Scheduled System Maintenance:
Some services will be unavailable Sunday, March 29th through Monday, March 30th. We apologize for the inconvenience.
By Topic

Scalable Graph Exploration on Multicore Processors

Sign In

Cookies must be enabled to login.After enabling cookies , please use refresh or reload or ctrl+f5 on the browser for the login options.

Formats Non-Member Member
$31 $13
Learn how you can qualify for the best price for this item!
Become an IEEE Member or Subscribe to
IEEE Xplore for exclusive pricing!
close button

puzzle piece

IEEE membership options for an individual and IEEE Xplore subscriptions for an organization offer the most affordable access to essential journal articles, conference papers, standards, eBooks, and eLearning courses.

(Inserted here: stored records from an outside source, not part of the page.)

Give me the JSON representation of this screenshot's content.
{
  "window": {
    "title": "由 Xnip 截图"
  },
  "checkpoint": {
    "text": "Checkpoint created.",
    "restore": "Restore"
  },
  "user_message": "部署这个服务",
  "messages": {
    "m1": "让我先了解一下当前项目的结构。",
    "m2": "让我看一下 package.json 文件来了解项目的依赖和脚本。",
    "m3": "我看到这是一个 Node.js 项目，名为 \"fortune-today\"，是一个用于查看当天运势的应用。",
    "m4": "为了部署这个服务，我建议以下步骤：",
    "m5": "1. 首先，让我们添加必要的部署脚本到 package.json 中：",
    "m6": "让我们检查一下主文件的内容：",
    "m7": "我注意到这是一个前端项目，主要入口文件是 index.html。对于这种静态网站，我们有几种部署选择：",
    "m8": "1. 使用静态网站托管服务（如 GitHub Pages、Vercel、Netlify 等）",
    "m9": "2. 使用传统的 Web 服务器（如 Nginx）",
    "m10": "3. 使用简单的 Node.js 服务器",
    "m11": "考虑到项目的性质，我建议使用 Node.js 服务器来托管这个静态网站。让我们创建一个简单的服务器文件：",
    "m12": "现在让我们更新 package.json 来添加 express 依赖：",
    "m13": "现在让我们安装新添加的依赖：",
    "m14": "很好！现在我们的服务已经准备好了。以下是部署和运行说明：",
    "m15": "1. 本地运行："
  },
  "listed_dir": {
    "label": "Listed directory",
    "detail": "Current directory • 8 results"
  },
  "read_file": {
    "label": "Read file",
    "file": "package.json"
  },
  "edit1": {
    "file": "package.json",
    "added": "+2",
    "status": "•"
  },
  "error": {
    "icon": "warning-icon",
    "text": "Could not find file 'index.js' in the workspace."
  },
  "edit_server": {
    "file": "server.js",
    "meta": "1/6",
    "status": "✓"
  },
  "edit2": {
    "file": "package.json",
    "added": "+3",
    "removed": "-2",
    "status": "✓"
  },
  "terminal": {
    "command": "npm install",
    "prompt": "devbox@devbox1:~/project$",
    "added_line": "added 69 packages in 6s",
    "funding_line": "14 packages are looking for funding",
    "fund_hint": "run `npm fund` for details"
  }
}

Learn more about:

IEEE membership

IEEE Xplore subscriptions

4 Author(s)
Agarwal, V. ; IBM TJ Watson, Yorktown Heights, NY, USA ; Petrini, F. ; Pasetto, D. ; Bader, D.A.

Many important problems in computational sciences, social network analysis, security, and business analytics, are data-intensive and lend themselves to graph-theoretical analyses. In this paper we investigate the challenges involved in exploring very large graphs by designing a breadth-first search (BFS) algorithm for advanced multi-core processors that are likely to become the building blocks of future exascale systems. Our new methodology for large-scale graph analytics combines a highlevel algorithmic design that captures the machine-independent aspects, to guarantee portability with performance to future processors, with an implementation that embeds processorspecific optimizations. We present an experimental study that uses state-of-the-art Intel Nehalem EP and EX processors and up to 64 threads in a single system. Our performance on several benchmark problems representative of the power-law graphs found in real-world problems reaches processing rates that are competitive with supercomputing results in the recent literature. In the experimental evaluation we prove that our graph exploration algorithm running on a 4-socket Nehalem EX is (1) 2.4 times faster than a Cray XMT with 128 processors when exploring a random graph with 64 million vertices and 512 millions edges, (2) capable of processing 550 million edges per second with an R-MAT graph with 200 million vertices and 1 billion edges, comparable to the performance of a similar graph on a Cray MTA-2 with 40 processors and (3) 5 times faster than 256 BlueGene/L processors on a graph with average degree 50.

Published in:

High Performance Computing, Networking, Storage and Analysis (SC), 2010 International Conference for

Date of Conference:

13-19 Nov. 2010